What to Expect
Third quarter earnings season is upon us and perhaps it is time to take stock of what to expect. There is a lot of noise that makes it hard for investors to separate the “wheat from the chaff.”
One thing is certain, earnings season has mattered most during the pandemic. According to Bloomberg, the equity markets have responded favorably during earnings season. While I highlight some bouts of volatility (red) at the end of each earnings season, equity prices were higher. Earnings matter! [i]
This week we will start hearing earnings reports that will officially start the data onslaught. Expectations are still for S&P 500 earnings to surpass 27%. [ii]
That’s an improvement of 340 basis points compared to expectations at the start of Q3.
If these numbers play out over the coming weeks, perhaps the equity markets will stabilize. However, there are some signs of over-optimism in the data.
Profit margins have been expanding at record levels during the pandemic as fiscal stimulus has found its way into corporate coffers. [i]
What could most impact profit margins? Wages, commodity prices, and available labor.
Wages have been on the rise in an effort to pull more workers off the sidelines and back to work. In the recent BLS labor report, you can see the increase in wages across various industries. [iii]
Realize, the long-term corporate trend is to drive more productivity beyond wage increases. That is what creates profit margin expansion. It may not occur in the short run but, it’s a long-term trend that will likely persist. [iv]
Commodities prices were also on the rise in Q2 and early Q3 but, have since abated to some degree. [v]
Labor supply might be the most challenging headwind we hear of in Q3 earnings reports. While we continue to make progress in adding back jobs lost during COVID, we still have a lot of room to go. The U.S. economy added 195k jobs during September and that was one of the weakest months since the pandemic started. [iii]

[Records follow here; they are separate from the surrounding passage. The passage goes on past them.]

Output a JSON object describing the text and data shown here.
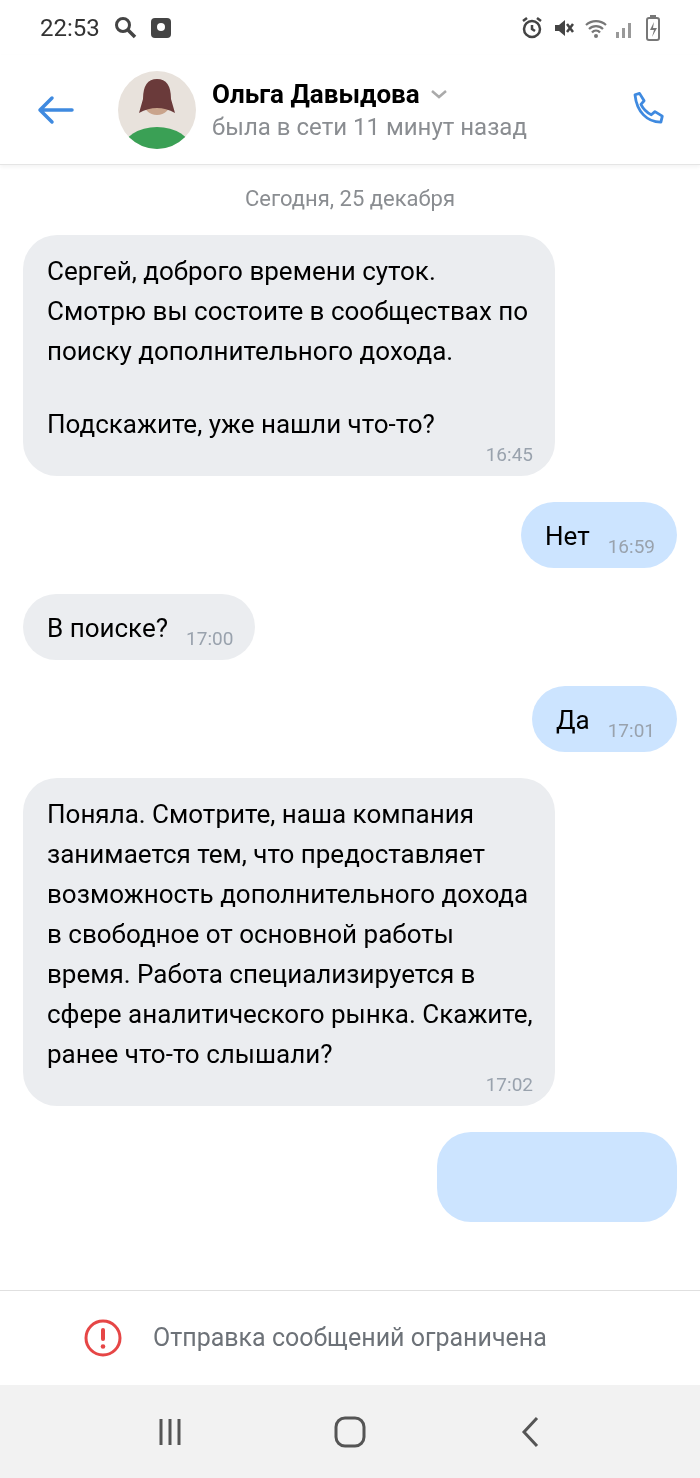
{
  "status_bar": {
    "time": "22:53"
  },
  "header": {
    "name": "Ольга Давыдова",
    "status": "была в сети 11 минут назад"
  },
  "date_divider": "Сегодня, 25 декабря",
  "messages": [
    {
      "outgoing": false,
      "kind": "block",
      "paragraphs": [
        "Сергей, доброго времени суток. Смотрю вы состоите в сообществах по поиску дополнительного дохода.",
        "Подскажите, уже нашли что-то?"
      ],
      "time": "16:45"
    },
    {
      "outgoing": true,
      "kind": "inline",
      "paragraphs": [
        "Нет"
      ],
      "time": "16:59"
    },
    {
      "outgoing": false,
      "kind": "inline",
      "paragraphs": [
        "В поиске?"
      ],
      "time": "17:00"
    },
    {
      "outgoing": true,
      "kind": "inline",
      "paragraphs": [
        "Да"
      ],
      "time": "17:01"
    },
    {
      "outgoing": false,
      "kind": "block",
      "paragraphs": [
        "Поняла. Смотрите, наша компания занимается тем, что предоставляет возможность дополнительного дохода в свободное от основной работы время. Работа специализируется в сфере аналитического рынка. Скажите, ранее что-то слышали?"
      ],
      "time": "17:02"
    },
    {
      "outgoing": true,
      "kind": "cut"
    }
  ],
  "restriction_notice": "Отправка сообщений ограничена"
}
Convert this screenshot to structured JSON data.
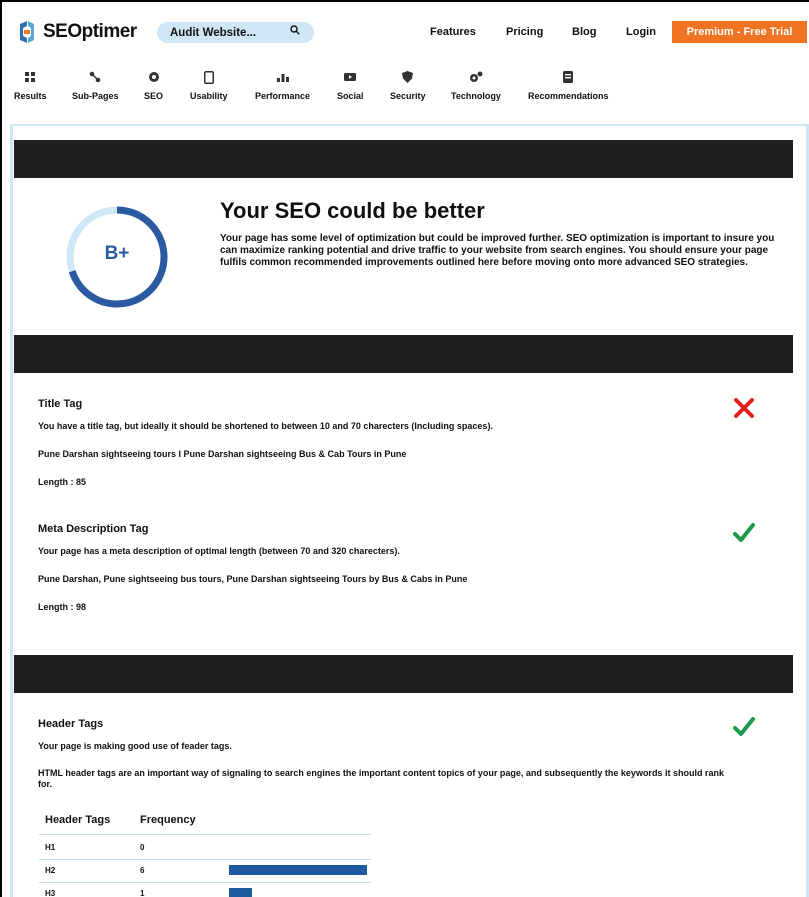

In September, there were over 5 million people that reported they were unable to work due to pandemic-related reasons. Of those 5 million, over 1 million were in the prime working age cohort of 35-44. [iii]
Perhaps that was due to business closures, illness, lack of day care for children, or fear. In any case, the Delta variant has had an impact on employment and labor supply. As the Delta variant subsides, we should see these folks return to the work force quickly.
So, let’s watch earnings, profit margins, and, if margin compression continues, what is driving that contraction. If the driver is input costs, that is something that likely will abate in 2022. If the driver is demand weakening, that will be an entirely different picture.
It is hard to decipher what matters, but it’s my view that earnings and profit margins are the “wheat and not the chaff.”
Tim Phillips, CEO, Phillips & Company